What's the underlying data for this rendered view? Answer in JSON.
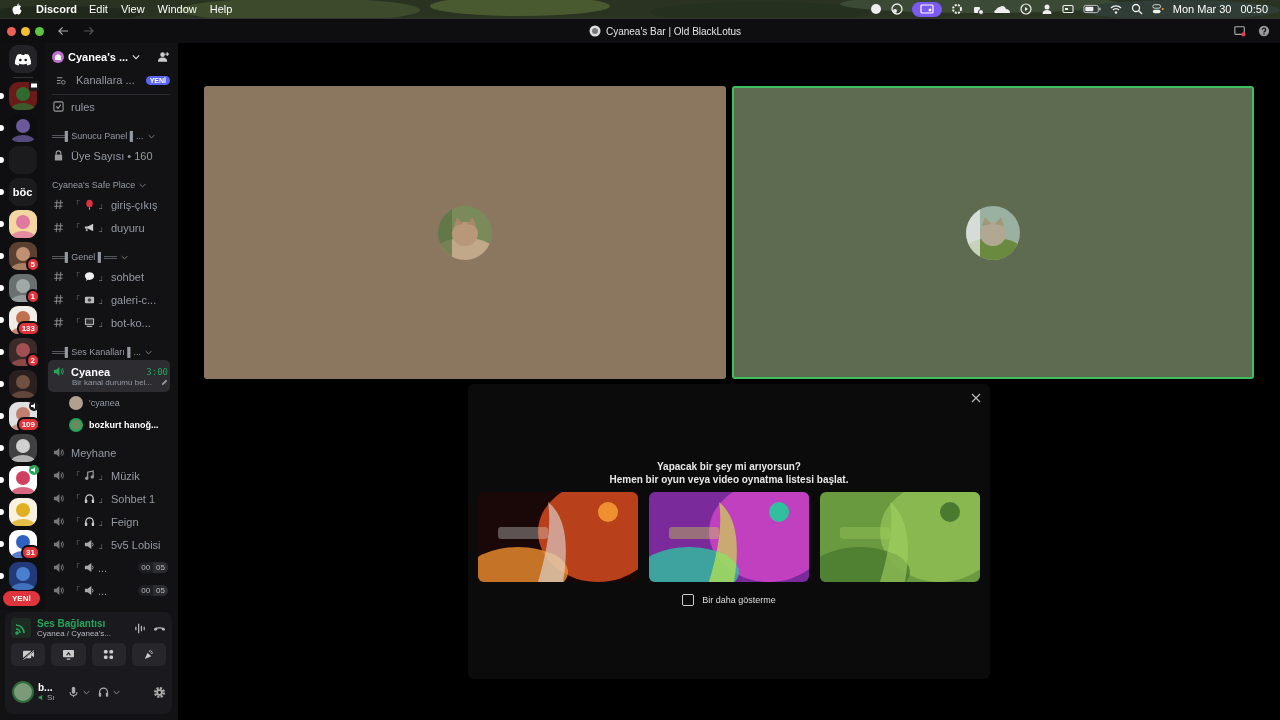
{
  "menubar": {
    "app": "Discord",
    "menus": [
      "Edit",
      "View",
      "Window",
      "Help"
    ],
    "date": "Mon Mar 30",
    "time": "00:50"
  },
  "window": {
    "title": "Cyanea's Bar | Old BlackLotus"
  },
  "servers": [
    {
      "kind": "home",
      "unread": false
    },
    {
      "kind": "picture",
      "unread": true,
      "status": {
        "kind": "screen"
      }
    },
    {
      "kind": "picture",
      "unread": true
    },
    {
      "kind": "picture",
      "unread": true
    },
    {
      "kind": "text",
      "label": "böc",
      "unread": true
    },
    {
      "kind": "picture",
      "unread": true
    },
    {
      "kind": "picture",
      "unread": true,
      "badge": "5"
    },
    {
      "kind": "picture",
      "unread": true,
      "badge": "1"
    },
    {
      "kind": "picture",
      "unread": true,
      "badge": "133"
    },
    {
      "kind": "picture",
      "unread": true,
      "badge": "2"
    },
    {
      "kind": "picture",
      "unread": true
    },
    {
      "kind": "picture",
      "unread": true,
      "badge": "109",
      "status": {
        "kind": "voice"
      }
    },
    {
      "kind": "picture",
      "unread": true
    },
    {
      "kind": "picture",
      "unread": true,
      "status": {
        "kind": "voice-live"
      }
    },
    {
      "kind": "picture",
      "unread": true
    },
    {
      "kind": "picture",
      "unread": true,
      "badge": "31"
    },
    {
      "kind": "picture",
      "unread": true
    }
  ],
  "rail_notice": "YENİ",
  "sidebar": {
    "server_name": "Cyanea's ...",
    "browse": {
      "label": "Kanallara ...",
      "badge": "YENİ"
    },
    "channels": [
      {
        "kind": "rules",
        "name": "rules",
        "selected": false
      },
      {
        "kind": "category",
        "name": "══▌Sunucu Panel ▌...",
        "expanded": true
      },
      {
        "kind": "locked",
        "name": "Üye Sayısı • 160",
        "selected": false
      },
      {
        "kind": "category",
        "name": "Cyanea's Safe Place",
        "expanded": true
      },
      {
        "kind": "text",
        "prefix": "「",
        "suffix": "」",
        "name": "giriş-çıkış",
        "selected": false
      },
      {
        "kind": "text",
        "prefix": "「",
        "suffix": "」",
        "name": "duyuru",
        "selected": false
      },
      {
        "kind": "category",
        "name": "══▌Genel ▌══",
        "expanded": true
      },
      {
        "kind": "text",
        "prefix": "「",
        "suffix": "」",
        "name": "sohbet",
        "selected": false
      },
      {
        "kind": "text",
        "prefix": "「",
        "suffix": "」",
        "name": "galeri-c...",
        "selected": false
      },
      {
        "kind": "text",
        "prefix": "「",
        "suffix": "」",
        "name": "bot-ko...",
        "selected": false
      },
      {
        "kind": "category",
        "name": "══▌Ses Kanalları ▌...",
        "expanded": true
      },
      {
        "kind": "voice",
        "name": "Cyanea",
        "selected": true,
        "timer": "3:00",
        "status": "Bir kanal durumu bel...",
        "children": [
          {
            "name": "'cyanea",
            "speaking": false
          },
          {
            "name": "bozkurt hanoğ...",
            "speaking": true
          }
        ]
      },
      {
        "kind": "voice",
        "name": "Meyhane",
        "selected": false
      },
      {
        "kind": "voice",
        "prefix": "「",
        "suffix": "」",
        "name": "Müzik",
        "selected": false
      },
      {
        "kind": "voice",
        "prefix": "「",
        "suffix": "」",
        "name": "Sohbet 1",
        "selected": false
      },
      {
        "kind": "voice",
        "prefix": "「",
        "suffix": "」",
        "name": "Feign",
        "selected": false
      },
      {
        "kind": "voice",
        "prefix": "「",
        "suffix": "」",
        "name": "5v5 Lobisi",
        "selected": false
      },
      {
        "kind": "voice",
        "prefix": "「",
        "name": "...",
        "selected": false,
        "limit": {
          "current": "00",
          "max": "05"
        }
      },
      {
        "kind": "voice",
        "prefix": "「",
        "name": "...",
        "selected": false,
        "limit": {
          "current": "00",
          "max": "05"
        }
      }
    ]
  },
  "voice_panel": {
    "status": "Ses Bağlantısı",
    "channel": "Cyanea / Cyanea's..."
  },
  "user": {
    "name": "b...",
    "status": "Sı"
  },
  "tiles": [
    {
      "color": "#8b7760",
      "speaking": false
    },
    {
      "color": "#5f6b50",
      "speaking": true
    }
  ],
  "prompt": {
    "lines": [
      "Yapacak bir şey mi arıyorsun?",
      "Hemen bir oyun veya video oynatma listesi başlat."
    ],
    "activities": [
      {
        "kind": "picture"
      },
      {
        "kind": "picture"
      },
      {
        "kind": "picture"
      }
    ],
    "dont_show": {
      "label": "Bir daha gösterme",
      "checked": false
    }
  }
}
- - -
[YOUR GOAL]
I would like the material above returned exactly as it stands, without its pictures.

[SOLUTION TO THE EXERCISE]
What's the underlying data for this rendered view? Answer in JSON.
{
  "menubar": {
    "app": "Discord",
    "menus": [
      "Edit",
      "View",
      "Window",
      "Help"
    ],
    "date": "Mon Mar 30",
    "time": "00:50"
  },
  "window": {
    "title": "Cyanea's Bar | Old BlackLotus"
  },
  "servers": [
    {
      "kind": "home",
      "unread": false
    },
    {
      "kind": "picture",
      "unread": true,
      "status": {
        "kind": "screen"
      }
    },
    {
      "kind": "picture",
      "unread": true
    },
    {
      "kind": "picture",
      "unread": true
    },
    {
      "kind": "text",
      "label": "böc",
      "unread": true
    },
    {
      "kind": "picture",
      "unread": true
    },
    {
      "kind": "picture",
      "unread": true,
      "badge": "5"
    },
    {
      "kind": "picture",
      "unread": true,
      "badge": "1"
    },
    {
      "kind": "picture",
      "unread": true,
      "badge": "133"
    },
    {
      "kind": "picture",
      "unread": true,
      "badge": "2"
    },
    {
      "kind": "picture",
      "unread": true
    },
    {
      "kind": "picture",
      "unread": true,
      "badge": "109",
      "status": {
        "kind": "voice"
      }
    },
    {
      "kind": "picture",
      "unread": true
    },
    {
      "kind": "picture",
      "unread": true,
      "status": {
        "kind": "voice-live"
      }
    },
    {
      "kind": "picture",
      "unread": true
    },
    {
      "kind": "picture",
      "unread": true,
      "badge": "31"
    },
    {
      "kind": "picture",
      "unread": true
    }
  ],
  "rail_notice": "YENİ",
  "sidebar": {
    "server_name": "Cyanea's ...",
    "browse": {
      "label": "Kanallara ...",
      "badge": "YENİ"
    },
    "channels": [
      {
        "kind": "rules",
        "name": "rules",
        "selected": false
      },
      {
        "kind": "category",
        "name": "══▌Sunucu Panel ▌...",
        "expanded": true
      },
      {
        "kind": "locked",
        "name": "Üye Sayısı • 160",
        "selected": false
      },
      {
        "kind": "category",
        "name": "Cyanea's Safe Place",
        "expanded": true
      },
      {
        "kind": "text",
        "prefix": "「",
        "suffix": "」",
        "name": "giriş-çıkış",
        "selected": false
      },
      {
        "kind": "text",
        "prefix": "「",
        "suffix": "」",
        "name": "duyuru",
        "selected": false
      },
      {
        "kind": "category",
        "name": "══▌Genel ▌══",
        "expanded": true
      },
      {
        "kind": "text",
        "prefix": "「",
        "suffix": "」",
        "name": "sohbet",
        "selected": false
      },
      {
        "kind": "text",
        "prefix": "「",
        "suffix": "」",
        "name": "galeri-c...",
        "selected": false
      },
      {
        "kind": "text",
        "prefix": "「",
        "suffix": "」",
        "name": "bot-ko...",
        "selected": false
      },
      {
        "kind": "category",
        "name": "══▌Ses Kanalları ▌...",
        "expanded": true
      },
      {
        "kind": "voice",
        "name": "Cyanea",
        "selected": true,
        "timer": "3:00",
        "status": "Bir kanal durumu bel...",
        "children": [
          {
            "name": "'cyanea",
            "speaking": false
          },
          {
            "name": "bozkurt hanoğ...",
            "speaking": true
          }
        ]
      },
      {
        "kind": "voice",
        "name": "Meyhane",
        "selected": false
      },
      {
        "kind": "voice",
        "prefix": "「",
        "suffix": "」",
        "name": "Müzik",
        "selected": false
      },
      {
        "kind": "voice",
        "prefix": "「",
        "suffix": "」",
        "name": "Sohbet 1",
        "selected": false
      },
      {
        "kind": "voice",
        "prefix": "「",
        "suffix": "」",
        "name": "Feign",
        "selected": false
      },
      {
        "kind": "voice",
        "prefix": "「",
        "suffix": "」",
        "name": "5v5 Lobisi",
        "selected": false
      },
      {
        "kind": "voice",
        "prefix": "「",
        "name": "...",
        "selected": false,
        "limit": {
          "current": "00",
          "max": "05"
        }
      },
      {
        "kind": "voice",
        "prefix": "「",
        "name": "...",
        "selected": false,
        "limit": {
          "current": "00",
          "max": "05"
        }
      }
    ]
  },
  "voice_panel": {
    "status": "Ses Bağlantısı",
    "channel": "Cyanea / Cyanea's..."
  },
  "user": {
    "name": "b...",
    "status": "Sı"
  },
  "tiles": [
    {
      "color": "#8b7760",
      "speaking": false
    },
    {
      "color": "#5f6b50",
      "speaking": true
    }
  ],
  "prompt": {
    "lines": [
      "Yapacak bir şey mi arıyorsun?",
      "Hemen bir oyun veya video oynatma listesi başlat."
    ],
    "activities": [
      {
        "kind": "picture"
      },
      {
        "kind": "picture"
      },
      {
        "kind": "picture"
      }
    ],
    "dont_show": {
      "label": "Bir daha gösterme",
      "checked": false
    }
  }
}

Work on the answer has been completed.